BEGIN Material supplied
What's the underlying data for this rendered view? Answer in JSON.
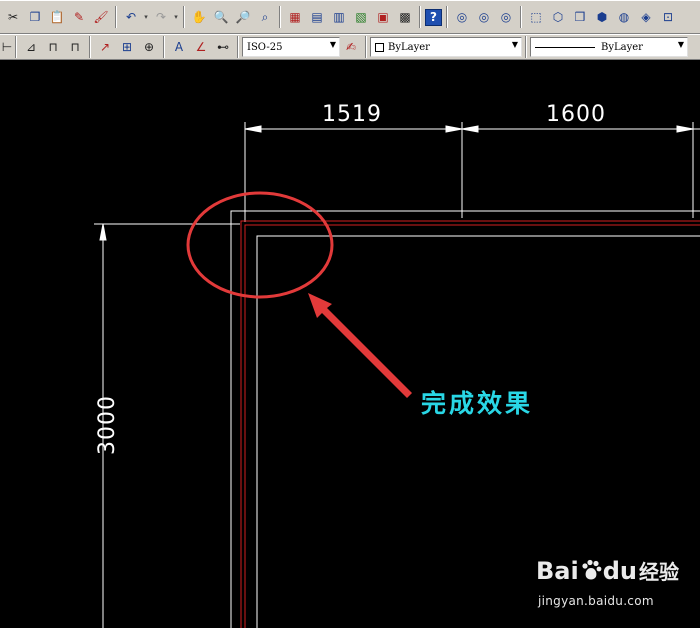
{
  "toolbar_standard": {
    "icons": [
      "cut-icon",
      "copy-icon",
      "paste-icon",
      "match-properties-icon",
      "paint-brush-icon",
      "undo-icon",
      "redo-icon",
      "pan-icon",
      "zoom-realtime-icon",
      "zoom-window-icon",
      "zoom-previous-icon",
      "properties-icon",
      "design-center-icon",
      "tool-palettes-icon",
      "sheet-set-icon",
      "markup-icon",
      "calculator-icon",
      "help-icon",
      "orbit-icon",
      "free-orbit-icon",
      "continuous-orbit-icon",
      "box-icon",
      "wedge-icon",
      "cube-icon",
      "cylinder-icon",
      "sphere-icon",
      "torus-icon",
      "view-icon"
    ],
    "help_label": "?"
  },
  "toolbar_dimension": {
    "dim_style": "ISO-25",
    "layer": "ByLayer",
    "linetype": "ByLayer"
  },
  "drawing": {
    "dimensions": {
      "top_left": "1519",
      "top_right": "1600",
      "left_vertical": "3000"
    },
    "annotation": "完成效果",
    "colors": {
      "background": "#000000",
      "dimension_lines": "#ffffff",
      "wall_red": "#d22020",
      "highlight_circle": "#e23a3a",
      "annotation_text": "#29d7e6"
    }
  },
  "watermark": {
    "logo_prefix": "Bai",
    "logo_suffix": "du",
    "brand": "经验",
    "url": "jingyan.baidu.com"
  }
}
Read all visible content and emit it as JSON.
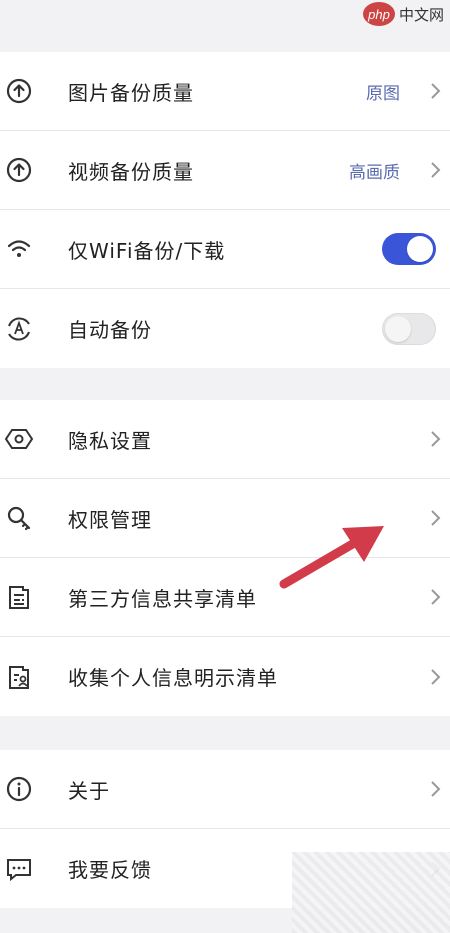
{
  "watermark": {
    "logo": "php",
    "text": "中文网"
  },
  "backup": {
    "items": [
      {
        "label": "图片备份质量",
        "value": "原图",
        "icon": "upload-circle-icon"
      },
      {
        "label": "视频备份质量",
        "value": "高画质",
        "icon": "upload-circle-icon"
      },
      {
        "label": "仅WiFi备份/下载",
        "toggle": true,
        "icon": "wifi-icon"
      },
      {
        "label": "自动备份",
        "toggle": false,
        "icon": "auto-sync-icon"
      }
    ]
  },
  "privacy": {
    "items": [
      {
        "label": "隐私设置",
        "icon": "hexagon-eye-icon"
      },
      {
        "label": "权限管理",
        "icon": "key-icon"
      },
      {
        "label": "第三方信息共享清单",
        "icon": "share-document-icon"
      },
      {
        "label": "收集个人信息明示清单",
        "icon": "person-document-icon"
      }
    ]
  },
  "misc": {
    "items": [
      {
        "label": "关于",
        "icon": "info-icon"
      },
      {
        "label": "我要反馈",
        "icon": "feedback-icon"
      }
    ]
  },
  "colors": {
    "accent": "#3b55d9",
    "value_text": "#5a6bb0",
    "annotation_arrow": "#d23b4a"
  }
}
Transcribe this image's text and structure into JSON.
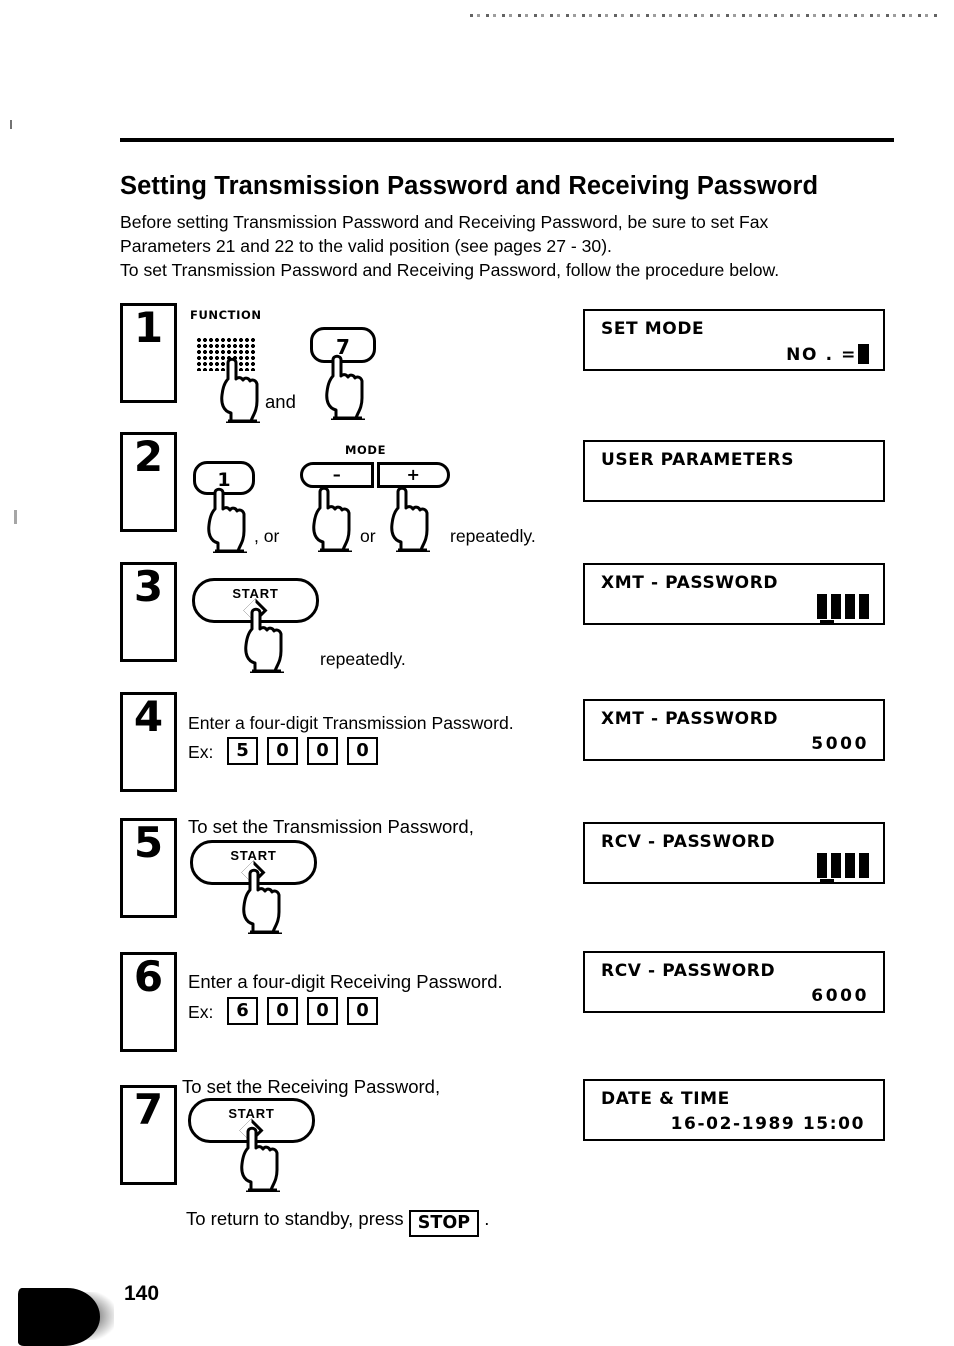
{
  "document": {
    "title": "Setting Transmission Password and Receiving Password",
    "intro_line1": "Before setting Transmission Password and Receiving Password, be sure to set Fax",
    "intro_line2": "Parameters 21 and 22 to the valid position (see pages 27 - 30).",
    "intro_line3": "To set Transmission Password and Receiving Password, follow the procedure below.",
    "page_number": "140",
    "footer_note_prefix": "To return to standby, press",
    "footer_note_key": "STOP",
    "footer_note_suffix": "."
  },
  "steps": [
    {
      "number": "1",
      "function_label": "FUNCTION",
      "key_digit": "7",
      "conjunction": "and"
    },
    {
      "number": "2",
      "key_digit": "1",
      "mode_label": "MODE",
      "mode_minus": "–",
      "mode_plus": "+",
      "sep1": ", or",
      "sep2": "or",
      "trailing": "repeatedly."
    },
    {
      "number": "3",
      "start_label": "START",
      "trailing": "repeatedly."
    },
    {
      "number": "4",
      "instruction": "Enter a four-digit Transmission Password.",
      "example_label": "Ex:",
      "example_digits": [
        "5",
        "0",
        "0",
        "0"
      ]
    },
    {
      "number": "5",
      "instruction": "To set the Transmission Password,",
      "start_label": "START"
    },
    {
      "number": "6",
      "instruction": "Enter a four-digit Receiving Password.",
      "example_label": "Ex:",
      "example_digits": [
        "6",
        "0",
        "0",
        "0"
      ]
    },
    {
      "number": "7",
      "instruction": "To set the Receiving Password,",
      "start_label": "START"
    }
  ],
  "displays": [
    {
      "line1": "SET  MODE",
      "line2": "NO . =",
      "cursor": true
    },
    {
      "line1": "USER  PARAMETERS",
      "line2": ""
    },
    {
      "line1": "XMT - PASSWORD",
      "line2": "",
      "masked": 4
    },
    {
      "line1": "XMT - PASSWORD",
      "line2": "5000"
    },
    {
      "line1": "RCV - PASSWORD",
      "line2": "",
      "masked": 4
    },
    {
      "line1": "RCV - PASSWORD",
      "line2": "6000"
    },
    {
      "line1": "DATE  &  TIME",
      "line2": "16-02-1989  15:00"
    }
  ]
}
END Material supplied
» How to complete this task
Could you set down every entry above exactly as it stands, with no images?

» The completed task
What's the underlying data for this rendered view? Answer in JSON.
{
  "toolbar_standard": {
    "icons": [
      "cut-icon",
      "copy-icon",
      "paste-icon",
      "match-properties-icon",
      "paint-brush-icon",
      "undo-icon",
      "redo-icon",
      "pan-icon",
      "zoom-realtime-icon",
      "zoom-window-icon",
      "zoom-previous-icon",
      "properties-icon",
      "design-center-icon",
      "tool-palettes-icon",
      "sheet-set-icon",
      "markup-icon",
      "calculator-icon",
      "help-icon",
      "orbit-icon",
      "free-orbit-icon",
      "continuous-orbit-icon",
      "box-icon",
      "wedge-icon",
      "cube-icon",
      "cylinder-icon",
      "sphere-icon",
      "torus-icon",
      "view-icon"
    ],
    "help_label": "?"
  },
  "toolbar_dimension": {
    "dim_style": "ISO-25",
    "layer": "ByLayer",
    "linetype": "ByLayer"
  },
  "drawing": {
    "dimensions": {
      "top_left": "1519",
      "top_right": "1600",
      "left_vertical": "3000"
    },
    "annotation": "完成效果",
    "colors": {
      "background": "#000000",
      "dimension_lines": "#ffffff",
      "wall_red": "#d22020",
      "highlight_circle": "#e23a3a",
      "annotation_text": "#29d7e6"
    }
  },
  "watermark": {
    "logo_prefix": "Bai",
    "logo_suffix": "du",
    "brand": "经验",
    "url": "jingyan.baidu.com"
  }
}
Read all visible content and emit it as JSON.
{
  "watermark": {
    "logo": "php",
    "text": "中文网"
  },
  "backup": {
    "items": [
      {
        "label": "图片备份质量",
        "value": "原图",
        "icon": "upload-circle-icon"
      },
      {
        "label": "视频备份质量",
        "value": "高画质",
        "icon": "upload-circle-icon"
      },
      {
        "label": "仅WiFi备份/下载",
        "toggle": true,
        "icon": "wifi-icon"
      },
      {
        "label": "自动备份",
        "toggle": false,
        "icon": "auto-sync-icon"
      }
    ]
  },
  "privacy": {
    "items": [
      {
        "label": "隐私设置",
        "icon": "hexagon-eye-icon"
      },
      {
        "label": "权限管理",
        "icon": "key-icon"
      },
      {
        "label": "第三方信息共享清单",
        "icon": "share-document-icon"
      },
      {
        "label": "收集个人信息明示清单",
        "icon": "person-document-icon"
      }
    ]
  },
  "misc": {
    "items": [
      {
        "label": "关于",
        "icon": "info-icon"
      },
      {
        "label": "我要反馈",
        "icon": "feedback-icon"
      }
    ]
  },
  "colors": {
    "accent": "#3b55d9",
    "value_text": "#5a6bb0",
    "annotation_arrow": "#d23b4a"
  }
}
Transcribe this image's text and structure into JSON.
{
  "document": {
    "title": "Setting Transmission Password and Receiving Password",
    "intro_line1": "Before setting Transmission Password and Receiving Password, be sure to set Fax",
    "intro_line2": "Parameters 21 and 22 to the valid position (see pages 27 - 30).",
    "intro_line3": "To set Transmission Password and Receiving Password, follow the procedure below.",
    "page_number": "140",
    "footer_note_prefix": "To return to standby, press",
    "footer_note_key": "STOP",
    "footer_note_suffix": "."
  },
  "steps": [
    {
      "number": "1",
      "function_label": "FUNCTION",
      "key_digit": "7",
      "conjunction": "and"
    },
    {
      "number": "2",
      "key_digit": "1",
      "mode_label": "MODE",
      "mode_minus": "–",
      "mode_plus": "+",
      "sep1": ", or",
      "sep2": "or",
      "trailing": "repeatedly."
    },
    {
      "number": "3",
      "start_label": "START",
      "trailing": "repeatedly."
    },
    {
      "number": "4",
      "instruction": "Enter a four-digit Transmission Password.",
      "example_label": "Ex:",
      "example_digits": [
        "5",
        "0",
        "0",
        "0"
      ]
    },
    {
      "number": "5",
      "instruction": "To set the Transmission Password,",
      "start_label": "START"
    },
    {
      "number": "6",
      "instruction": "Enter a four-digit Receiving Password.",
      "example_label": "Ex:",
      "example_digits": [
        "6",
        "0",
        "0",
        "0"
      ]
    },
    {
      "number": "7",
      "instruction": "To set the Receiving Password,",
      "start_label": "START"
    }
  ],
  "displays": [
    {
      "line1": "SET  MODE",
      "line2": "NO . =",
      "cursor": true
    },
    {
      "line1": "USER  PARAMETERS",
      "line2": ""
    },
    {
      "line1": "XMT - PASSWORD",
      "line2": "",
      "masked": 4
    },
    {
      "line1": "XMT - PASSWORD",
      "line2": "5000"
    },
    {
      "line1": "RCV - PASSWORD",
      "line2": "",
      "masked": 4
    },
    {
      "line1": "RCV - PASSWORD",
      "line2": "6000"
    },
    {
      "line1": "DATE  &  TIME",
      "line2": "16-02-1989  15:00"
    }
  ]
}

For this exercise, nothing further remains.